Color Vision

Color vision is the ability of the visual system to distinguish objects based on the wavelengths of the light that reaches the retina. Human's perception of colors is a subjective process whereby the brain responds to the stimuli generated from the cone photoreceptors. The normality of color vision perception can be clinically tested with different methods, including plates (e.g. the Ishihara plates), colored caps (e.g. D-15, Roth 28 hue, FM 100), and other, more elaborate methods (e.g. anomaloscope). Color testing at the USF Eye Institute is based mostly on color cap tests, but can be configured in a different ways, depending on the specifics of the case.

What to expect from the test?

The testing evaluates the ability of the visual system to discriminate between different colors. In addition, some color tests can differentiate between inherited and acquired color deficiencies.

How to prepare for the test?

The testing takes between 30 and 90 minutes, depending on the specific test/s used.

Contrast Sensitivity

In a broad sense, the contrast sensitivity is the ability of the visual system to distinguish different levels of contrast, the contrast being determined by the difference in the color and brightness of the object and other objects within the same field of view. In practical terms it is much easier to test only one of the two elements determining contrast, keeping the other one constant or its contribution reduced to the minimum. In most cases, the color is practically eliminated and the visual system is tested based on its ability to distinguish between the differences in the brightness of an object vs. the surrounding objects (achromatic contrast sensitivity). The testing can be done either by using charts (e.g. Pelli-Robson) or by projecting the stimuli on electronic displays. Currently, the contrast sensitivity testing at the USF Eye Institute is chart-based.

What to expect from the test?

The test evaluates the overall ability of the visual system to detect different levels of contrast. Deficits in this ability can be due to optical factors (e.g. cataract, post-Lasik, etc.), diseases of the inner retina (e.g. glaucoma, diabetic retinopathy, etc.), diseases of the optic nerve (e.g. optic neuritis), drug toxicity (e.g. chloroquine toxicity, vigabatrine toxicity, etc.), or other factors.

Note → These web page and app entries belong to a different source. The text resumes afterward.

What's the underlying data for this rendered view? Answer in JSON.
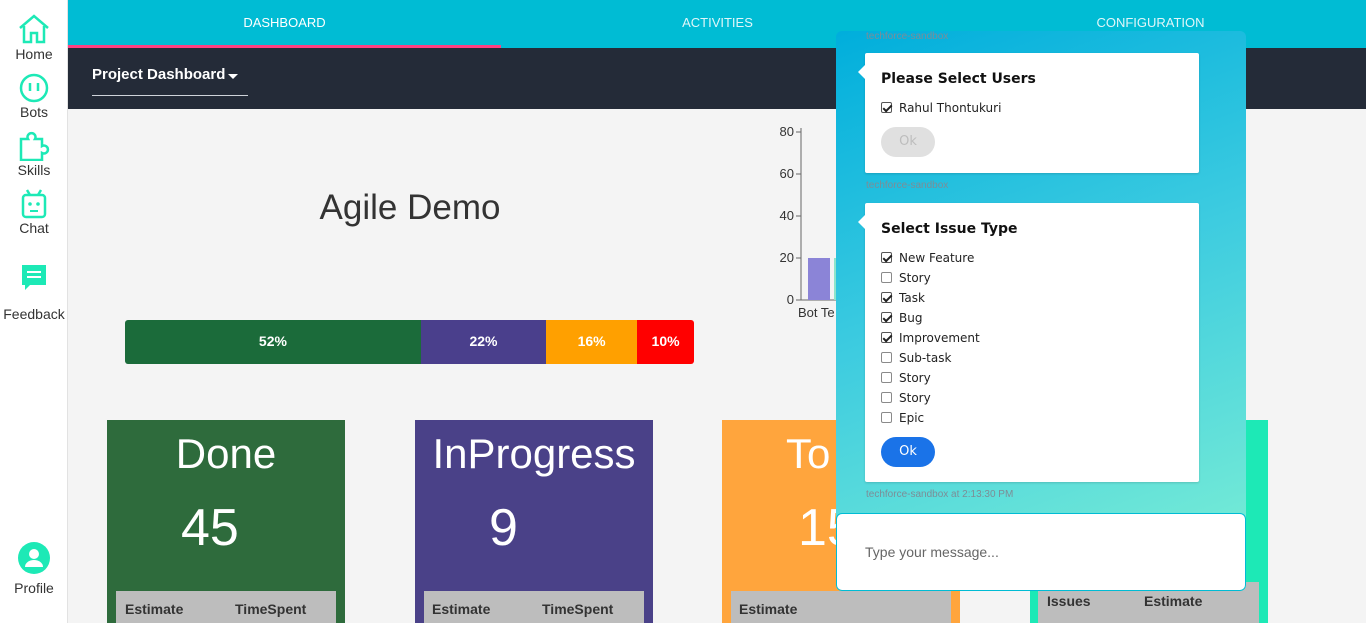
{
  "sidebar": {
    "items": [
      {
        "label": "Home",
        "icon": "home-icon"
      },
      {
        "label": "Bots",
        "icon": "bot-icon"
      },
      {
        "label": "Skills",
        "icon": "puzzle-icon"
      },
      {
        "label": "Chat",
        "icon": "robot-icon"
      },
      {
        "label": "Feedback",
        "icon": "feedback-icon"
      },
      {
        "label": "Profile",
        "icon": "profile-icon"
      }
    ]
  },
  "nav": {
    "tabs": [
      {
        "label": "DASHBOARD",
        "active": true
      },
      {
        "label": "ACTIVITIES",
        "active": false
      },
      {
        "label": "CONFIGURATION",
        "active": false
      }
    ]
  },
  "subheader": {
    "project_select": "Project Dashboard"
  },
  "main": {
    "title": "Agile Demo",
    "progress": [
      {
        "label": "52%",
        "value": 52,
        "color": "#1b6b3a"
      },
      {
        "label": "22%",
        "value": 22,
        "color": "#4a3f8c"
      },
      {
        "label": "16%",
        "value": 16,
        "color": "#ffa000"
      },
      {
        "label": "10%",
        "value": 10,
        "color": "#ff0000"
      }
    ]
  },
  "chart_fragment": {
    "y_ticks": [
      "0",
      "20",
      "40",
      "60",
      "80"
    ],
    "x_label_visible": "Bot Te",
    "bar_value": 20,
    "ylim": [
      0,
      80
    ]
  },
  "cards": [
    {
      "title": "Done",
      "count": "45",
      "col1": "Estimate",
      "col2": "TimeSpent",
      "color": "#2e6b3c"
    },
    {
      "title": "InProgress",
      "count": "9",
      "col1": "Estimate",
      "col2": "TimeSpent",
      "color": "#4a4188"
    },
    {
      "title": "To",
      "count": "15",
      "col1": "Estimate",
      "col2": "",
      "color": "#ffa53d"
    },
    {
      "title": "",
      "count": "",
      "col1": "Issues",
      "col2": "Estimate",
      "color": "#1de9b6"
    }
  ],
  "chat": {
    "meta_top": "techforce-sandbox",
    "meta_mid": "techforce-sandbox",
    "meta_bottom": "techforce-sandbox at 2:13:30 PM",
    "users_card": {
      "title": "Please Select Users",
      "options": [
        {
          "label": "Rahul Thontukuri",
          "checked": true
        }
      ],
      "ok": "Ok"
    },
    "issue_card": {
      "title": "Select Issue Type",
      "options": [
        {
          "label": "New Feature",
          "checked": true
        },
        {
          "label": "Story",
          "checked": false
        },
        {
          "label": "Task",
          "checked": true
        },
        {
          "label": "Bug",
          "checked": true
        },
        {
          "label": "Improvement",
          "checked": true
        },
        {
          "label": "Sub-task",
          "checked": false
        },
        {
          "label": "Story",
          "checked": false
        },
        {
          "label": "Story",
          "checked": false
        },
        {
          "label": "Epic",
          "checked": false
        }
      ],
      "ok": "Ok"
    },
    "input_placeholder": "Type your message..."
  }
}
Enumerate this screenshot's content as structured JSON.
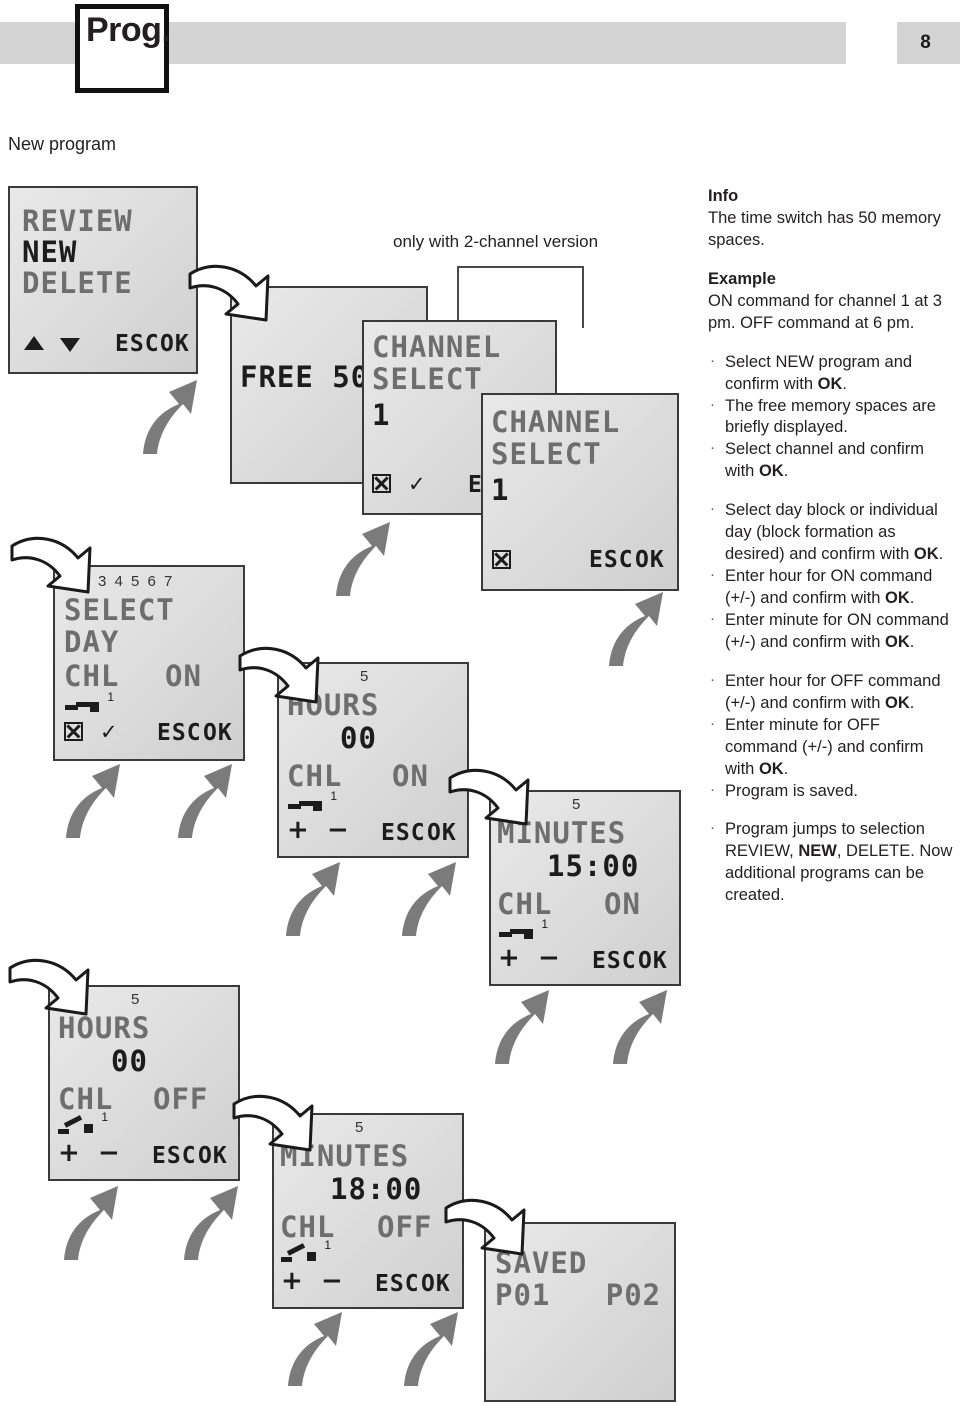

How to prepare for the test?

The testing takes between 20 and 45 minutes, depending on the specific test/s used. Distant vision correction (most recent eyeglasses or contact lenses) is required for successful testing. No other preparation is necessary.

Other Tests

Other psychophysical visual function tests can include tests for dark adaptation, macular glare tests, etc. At this time, these tests are not offered by the USF Eye Institute.